Can I Keep My Tax Return in Chapter 13 Bankruptcy?
Chapter 13 bankruptcy requires fiscal discipline and the willpower to stick to a budget in order to eliminate your debt. It's tough, but countless individuals have been through the process, eliminated their debts, and received a fresh start with their finances. People find Chapter 13 bankruptcy difficult mainly because they aren't accustomed to staying on a rigorous budget, with any excess income being paid to all their creditors. While normal living expenses will be included in your Chapter 13 bankruptcy, extraordinary or lavish expenses may be too much for the trustee to stomach.
When you file Chapter 13 bankruptcy, monthly income not devoted to normal living expenditures like rent, auto payments, groceries, utilities, clothing, and entertainment, is considered disposable income. Disposable income should be paid to the bankruptcy trustee in order to pay back creditors. Typically, a tax refund will fall under the category of disposable income and be ordered by the bankruptcy trustee to be intercepted to be included in your bankruptcy estate.
Keeping your Tax Return in Chapter 13
In certain situations, you may be able to keep your tax refund while you are still in your Chapter 13 commitment period. The best way to do so is to be able to provide proof that you need to keep your tax return to ensure that you make your Chapter 13 payments while also maintaining all your other obligations.
Alternatively, a debtor can balance their tax withholdings from their monthly pay so that they don’t receive large tax refunds at the end of the year. Doing so allows debtors to utilize these valuable funds during the year when they need them most.
If you are expecting a large income tax refund, you should notify your bankruptcy attorney. A bankruptcy lawyer may be able to help you modify your Chapter 13 plan to excuse a tax refund.
Bankruptcy Attorney Assistance
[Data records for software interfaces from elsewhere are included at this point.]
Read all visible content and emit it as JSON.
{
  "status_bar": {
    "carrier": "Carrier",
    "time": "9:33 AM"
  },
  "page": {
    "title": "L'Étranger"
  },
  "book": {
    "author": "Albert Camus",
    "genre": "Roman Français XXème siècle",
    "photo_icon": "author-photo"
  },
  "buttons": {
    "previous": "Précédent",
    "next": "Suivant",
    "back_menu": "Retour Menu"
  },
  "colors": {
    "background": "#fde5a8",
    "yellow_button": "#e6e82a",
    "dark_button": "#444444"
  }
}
In conclusion, it's unlikely that you will be allowed to keep your tax refund check while in Chapter 13 bankruptcy unless you have two things: a really strong need for the money that can be documented and a well-written modification that excuses tax refunds from being handed over to the bankruptcy trustee. For the later of the two, a California Bankruptcy Attorney is a strong necessity, as they will likely have experience with modifying Chapter 13 plans.